◆ Interface dataset entries
▼

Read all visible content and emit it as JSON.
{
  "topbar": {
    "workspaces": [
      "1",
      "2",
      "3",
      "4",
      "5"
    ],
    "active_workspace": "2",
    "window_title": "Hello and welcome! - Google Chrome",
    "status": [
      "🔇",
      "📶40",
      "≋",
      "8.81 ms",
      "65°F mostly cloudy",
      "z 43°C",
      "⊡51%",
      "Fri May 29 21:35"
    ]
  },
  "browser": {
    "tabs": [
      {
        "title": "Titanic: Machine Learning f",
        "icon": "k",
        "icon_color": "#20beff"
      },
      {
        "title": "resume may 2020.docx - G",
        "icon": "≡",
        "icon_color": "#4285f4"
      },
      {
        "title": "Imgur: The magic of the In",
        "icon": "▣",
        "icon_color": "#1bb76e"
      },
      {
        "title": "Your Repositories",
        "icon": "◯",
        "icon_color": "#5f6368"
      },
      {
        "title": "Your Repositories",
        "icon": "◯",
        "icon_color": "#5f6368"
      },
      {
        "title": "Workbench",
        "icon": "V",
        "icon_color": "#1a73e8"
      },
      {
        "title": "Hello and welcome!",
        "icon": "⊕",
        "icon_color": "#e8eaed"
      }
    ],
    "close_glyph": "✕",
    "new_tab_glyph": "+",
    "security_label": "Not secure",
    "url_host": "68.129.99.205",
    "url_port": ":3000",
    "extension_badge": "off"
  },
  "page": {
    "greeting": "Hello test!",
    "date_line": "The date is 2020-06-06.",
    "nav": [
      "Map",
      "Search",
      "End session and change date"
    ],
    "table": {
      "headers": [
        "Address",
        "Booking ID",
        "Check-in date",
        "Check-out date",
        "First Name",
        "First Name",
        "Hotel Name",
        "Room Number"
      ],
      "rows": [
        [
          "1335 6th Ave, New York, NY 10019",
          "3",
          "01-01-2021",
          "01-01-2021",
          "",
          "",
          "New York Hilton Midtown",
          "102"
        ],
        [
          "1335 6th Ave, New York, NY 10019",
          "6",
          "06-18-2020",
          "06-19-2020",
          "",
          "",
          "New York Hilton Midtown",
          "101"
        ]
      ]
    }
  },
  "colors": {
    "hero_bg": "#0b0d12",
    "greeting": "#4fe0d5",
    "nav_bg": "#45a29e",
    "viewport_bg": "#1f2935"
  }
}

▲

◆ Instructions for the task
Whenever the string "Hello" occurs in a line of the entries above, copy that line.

◆ Answer for this exercise
    "window_title": "Hello and welcome! - Google Chrome",
        "title": "Hello and welcome!",
    "greeting": "Hello test!",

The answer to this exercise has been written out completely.